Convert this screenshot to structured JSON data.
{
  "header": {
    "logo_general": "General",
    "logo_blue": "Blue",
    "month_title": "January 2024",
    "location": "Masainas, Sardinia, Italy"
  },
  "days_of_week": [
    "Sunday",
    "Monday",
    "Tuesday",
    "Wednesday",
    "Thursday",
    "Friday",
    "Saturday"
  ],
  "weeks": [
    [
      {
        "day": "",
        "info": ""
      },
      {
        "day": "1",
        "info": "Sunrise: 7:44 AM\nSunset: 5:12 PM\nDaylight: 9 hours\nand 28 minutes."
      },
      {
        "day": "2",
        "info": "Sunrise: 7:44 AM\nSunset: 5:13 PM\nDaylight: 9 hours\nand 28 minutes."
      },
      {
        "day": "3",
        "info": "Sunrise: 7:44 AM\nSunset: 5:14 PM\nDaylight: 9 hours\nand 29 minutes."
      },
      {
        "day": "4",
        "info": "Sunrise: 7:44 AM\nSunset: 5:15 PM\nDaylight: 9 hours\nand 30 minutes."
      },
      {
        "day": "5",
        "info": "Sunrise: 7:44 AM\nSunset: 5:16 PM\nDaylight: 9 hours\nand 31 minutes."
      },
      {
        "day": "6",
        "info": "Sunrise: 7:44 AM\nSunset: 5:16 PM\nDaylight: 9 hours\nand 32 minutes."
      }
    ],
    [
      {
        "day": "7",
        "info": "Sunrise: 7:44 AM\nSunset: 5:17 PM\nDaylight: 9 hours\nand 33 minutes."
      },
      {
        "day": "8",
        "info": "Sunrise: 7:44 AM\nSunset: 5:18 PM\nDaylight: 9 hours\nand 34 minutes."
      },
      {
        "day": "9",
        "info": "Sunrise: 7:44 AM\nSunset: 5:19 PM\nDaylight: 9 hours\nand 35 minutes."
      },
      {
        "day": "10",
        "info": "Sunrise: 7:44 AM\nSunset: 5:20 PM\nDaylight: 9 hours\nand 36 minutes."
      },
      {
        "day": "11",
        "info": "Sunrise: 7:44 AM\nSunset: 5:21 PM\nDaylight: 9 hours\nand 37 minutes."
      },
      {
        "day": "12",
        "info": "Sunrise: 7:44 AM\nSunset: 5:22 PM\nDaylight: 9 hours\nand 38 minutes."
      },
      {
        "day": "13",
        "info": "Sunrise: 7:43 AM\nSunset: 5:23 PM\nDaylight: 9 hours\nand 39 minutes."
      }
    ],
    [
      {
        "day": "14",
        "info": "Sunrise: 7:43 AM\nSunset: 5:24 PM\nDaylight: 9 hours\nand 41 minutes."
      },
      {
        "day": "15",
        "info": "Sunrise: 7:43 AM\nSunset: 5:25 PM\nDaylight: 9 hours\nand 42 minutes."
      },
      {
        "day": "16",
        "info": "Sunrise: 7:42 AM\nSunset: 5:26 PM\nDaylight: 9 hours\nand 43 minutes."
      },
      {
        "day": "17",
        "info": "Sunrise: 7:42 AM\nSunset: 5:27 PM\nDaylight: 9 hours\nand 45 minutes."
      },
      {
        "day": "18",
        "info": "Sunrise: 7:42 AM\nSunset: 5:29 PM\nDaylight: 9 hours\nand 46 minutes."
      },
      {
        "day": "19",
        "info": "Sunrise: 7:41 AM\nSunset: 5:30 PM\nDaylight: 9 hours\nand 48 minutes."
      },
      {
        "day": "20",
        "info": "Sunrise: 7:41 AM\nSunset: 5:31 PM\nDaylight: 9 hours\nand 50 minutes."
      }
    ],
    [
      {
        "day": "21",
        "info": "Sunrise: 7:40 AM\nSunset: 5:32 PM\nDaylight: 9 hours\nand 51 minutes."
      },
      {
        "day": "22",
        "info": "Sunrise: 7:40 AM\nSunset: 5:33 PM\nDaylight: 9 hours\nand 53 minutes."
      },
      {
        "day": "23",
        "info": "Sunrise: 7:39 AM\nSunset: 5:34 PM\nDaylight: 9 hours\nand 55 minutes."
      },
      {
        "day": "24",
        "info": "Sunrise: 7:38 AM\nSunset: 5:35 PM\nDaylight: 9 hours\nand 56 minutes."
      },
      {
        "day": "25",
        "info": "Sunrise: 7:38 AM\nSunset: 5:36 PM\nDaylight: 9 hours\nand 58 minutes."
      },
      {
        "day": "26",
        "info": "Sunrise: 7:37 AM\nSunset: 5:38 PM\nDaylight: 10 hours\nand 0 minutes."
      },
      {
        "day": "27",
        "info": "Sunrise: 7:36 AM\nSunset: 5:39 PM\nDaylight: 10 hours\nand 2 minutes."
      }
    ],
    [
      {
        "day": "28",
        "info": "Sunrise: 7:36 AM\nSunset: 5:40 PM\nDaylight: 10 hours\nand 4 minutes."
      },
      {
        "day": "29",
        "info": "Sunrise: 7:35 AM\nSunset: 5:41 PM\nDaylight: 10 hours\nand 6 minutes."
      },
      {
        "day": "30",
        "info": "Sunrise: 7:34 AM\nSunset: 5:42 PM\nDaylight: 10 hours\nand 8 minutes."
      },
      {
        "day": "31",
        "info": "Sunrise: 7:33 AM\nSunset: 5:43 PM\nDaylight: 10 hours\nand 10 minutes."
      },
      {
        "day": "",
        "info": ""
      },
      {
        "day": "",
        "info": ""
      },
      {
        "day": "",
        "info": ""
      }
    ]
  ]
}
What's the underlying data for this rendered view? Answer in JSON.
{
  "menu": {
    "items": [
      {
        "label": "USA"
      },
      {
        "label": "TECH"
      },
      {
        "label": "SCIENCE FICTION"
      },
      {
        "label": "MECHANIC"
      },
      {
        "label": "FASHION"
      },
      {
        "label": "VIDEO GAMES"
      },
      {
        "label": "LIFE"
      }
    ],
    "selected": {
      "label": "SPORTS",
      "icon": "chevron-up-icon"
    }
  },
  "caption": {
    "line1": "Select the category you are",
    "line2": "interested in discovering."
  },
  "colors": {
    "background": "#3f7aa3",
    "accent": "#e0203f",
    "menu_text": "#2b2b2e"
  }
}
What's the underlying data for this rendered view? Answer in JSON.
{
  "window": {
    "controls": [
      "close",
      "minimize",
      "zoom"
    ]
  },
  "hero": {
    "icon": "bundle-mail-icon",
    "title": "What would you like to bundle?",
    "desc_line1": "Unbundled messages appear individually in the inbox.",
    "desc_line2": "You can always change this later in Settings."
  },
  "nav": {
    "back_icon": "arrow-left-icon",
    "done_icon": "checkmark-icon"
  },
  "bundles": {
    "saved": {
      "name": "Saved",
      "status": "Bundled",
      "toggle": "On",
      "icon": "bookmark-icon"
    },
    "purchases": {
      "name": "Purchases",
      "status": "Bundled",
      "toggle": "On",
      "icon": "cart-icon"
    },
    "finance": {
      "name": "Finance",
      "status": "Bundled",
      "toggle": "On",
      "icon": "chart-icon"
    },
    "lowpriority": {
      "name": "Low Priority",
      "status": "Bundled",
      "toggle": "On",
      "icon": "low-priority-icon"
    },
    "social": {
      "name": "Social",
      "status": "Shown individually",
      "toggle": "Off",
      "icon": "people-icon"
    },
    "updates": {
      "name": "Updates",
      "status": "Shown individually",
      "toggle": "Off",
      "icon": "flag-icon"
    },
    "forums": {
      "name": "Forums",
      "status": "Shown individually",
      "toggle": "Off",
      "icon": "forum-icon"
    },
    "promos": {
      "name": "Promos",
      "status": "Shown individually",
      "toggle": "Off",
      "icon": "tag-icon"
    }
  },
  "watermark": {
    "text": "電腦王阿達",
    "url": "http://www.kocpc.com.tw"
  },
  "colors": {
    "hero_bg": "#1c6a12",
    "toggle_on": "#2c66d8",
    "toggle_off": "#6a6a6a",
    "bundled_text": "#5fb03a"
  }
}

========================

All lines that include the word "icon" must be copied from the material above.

RESULT FOR THIS EXERCISE
      "icon": "chevron-up-icon"
    "icon": "bundle-mail-icon",
    "back_icon": "arrow-left-icon",
    "done_icon": "checkmark-icon"
      "icon": "bookmark-icon"
      "icon": "cart-icon"
      "icon": "chart-icon"
      "icon": "low-priority-icon"
      "icon": "people-icon"
      "icon": "flag-icon"
      "icon": "forum-icon"
      "icon": "tag-icon"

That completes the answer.